GM2 gangliosidoses are a family of severe neurodegenerative disorders resulting from a deficiency in the β-hexosaminidase A enzyme. These disorders include Tay-Sachs disease and Sandhoff disease, caused by mutations in the HEXA gene and HEXB gene, respectively. The HEXA and HEXB genes are required to produce the α and β subunits of the β-hexosaminidase A enzyme, respectively.
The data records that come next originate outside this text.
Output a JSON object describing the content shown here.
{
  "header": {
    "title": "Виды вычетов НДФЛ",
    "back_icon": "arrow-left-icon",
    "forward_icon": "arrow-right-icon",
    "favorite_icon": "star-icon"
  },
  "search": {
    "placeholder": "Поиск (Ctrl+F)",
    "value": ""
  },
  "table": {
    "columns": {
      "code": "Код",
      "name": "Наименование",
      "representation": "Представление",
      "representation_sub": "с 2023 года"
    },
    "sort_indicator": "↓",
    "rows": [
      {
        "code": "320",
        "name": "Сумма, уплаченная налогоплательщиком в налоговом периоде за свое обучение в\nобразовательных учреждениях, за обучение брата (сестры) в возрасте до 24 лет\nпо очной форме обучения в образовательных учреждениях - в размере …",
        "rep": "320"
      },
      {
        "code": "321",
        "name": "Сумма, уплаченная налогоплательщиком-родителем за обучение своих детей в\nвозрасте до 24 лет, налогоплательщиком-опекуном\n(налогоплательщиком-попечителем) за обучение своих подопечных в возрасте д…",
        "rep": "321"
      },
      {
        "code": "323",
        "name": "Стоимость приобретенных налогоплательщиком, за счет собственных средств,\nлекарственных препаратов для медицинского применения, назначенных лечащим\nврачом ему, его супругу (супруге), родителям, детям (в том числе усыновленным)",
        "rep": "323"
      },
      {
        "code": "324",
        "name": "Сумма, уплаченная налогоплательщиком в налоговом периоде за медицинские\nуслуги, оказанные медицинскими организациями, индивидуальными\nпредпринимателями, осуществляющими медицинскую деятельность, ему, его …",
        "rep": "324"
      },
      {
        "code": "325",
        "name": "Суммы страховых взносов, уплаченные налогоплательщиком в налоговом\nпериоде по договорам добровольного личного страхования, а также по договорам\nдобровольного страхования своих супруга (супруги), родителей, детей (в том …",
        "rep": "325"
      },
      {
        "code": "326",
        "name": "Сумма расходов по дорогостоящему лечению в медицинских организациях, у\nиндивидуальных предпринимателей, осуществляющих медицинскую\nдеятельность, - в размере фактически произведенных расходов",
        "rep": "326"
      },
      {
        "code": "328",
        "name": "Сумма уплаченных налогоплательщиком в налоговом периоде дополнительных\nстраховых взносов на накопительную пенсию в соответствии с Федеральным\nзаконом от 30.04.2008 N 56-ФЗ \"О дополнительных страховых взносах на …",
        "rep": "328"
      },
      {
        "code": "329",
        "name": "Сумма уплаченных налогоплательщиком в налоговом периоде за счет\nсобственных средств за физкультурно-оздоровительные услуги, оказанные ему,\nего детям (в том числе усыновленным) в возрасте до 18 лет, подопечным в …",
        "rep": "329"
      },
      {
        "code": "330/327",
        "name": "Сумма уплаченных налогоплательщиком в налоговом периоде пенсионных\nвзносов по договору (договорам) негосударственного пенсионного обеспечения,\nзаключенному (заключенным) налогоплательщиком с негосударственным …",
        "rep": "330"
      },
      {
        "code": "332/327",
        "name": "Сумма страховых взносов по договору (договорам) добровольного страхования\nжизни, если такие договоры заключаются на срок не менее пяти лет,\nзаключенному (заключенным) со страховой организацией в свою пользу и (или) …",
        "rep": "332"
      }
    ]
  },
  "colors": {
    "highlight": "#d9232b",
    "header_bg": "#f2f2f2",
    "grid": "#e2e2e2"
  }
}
Using a Sandhoff disease mouse model, we tested for the first time the potential of a comparatively lower dose (2.04 × 1013 vg/kg) of systemically delivered single-stranded adeno-associated virus 9 expressing both human HEXB and human HEXA cDNA under the control of a single promoter with a P2A-linked bicistronic vector design to correct the neurological phenotype. A bicistronic design allows maximal overexpression and secretion of the Hex A enzyme. Neonatal mice were injected with either this ssAAV9-HexB-P2A-HexA vector or a vehicle solution via the superficial temporal vein. An increase in survival of 56% compared with vehicle-injected controls and biochemical analysis of the brain tissue and serum revealed an increase in enzyme activity and a decrease in brain GM2 ganglioside buildup. This is a proof-of-concept study showing the "correction efficacy" of a bicistronic AAV9 vector delivered intravenously for GM2 gangliosidoses. Further studies with higher doses are warranted.
Keywords: AAV9; Sandhoff disease; Tay-Sachs disease; gene therapy; hexosaminidase.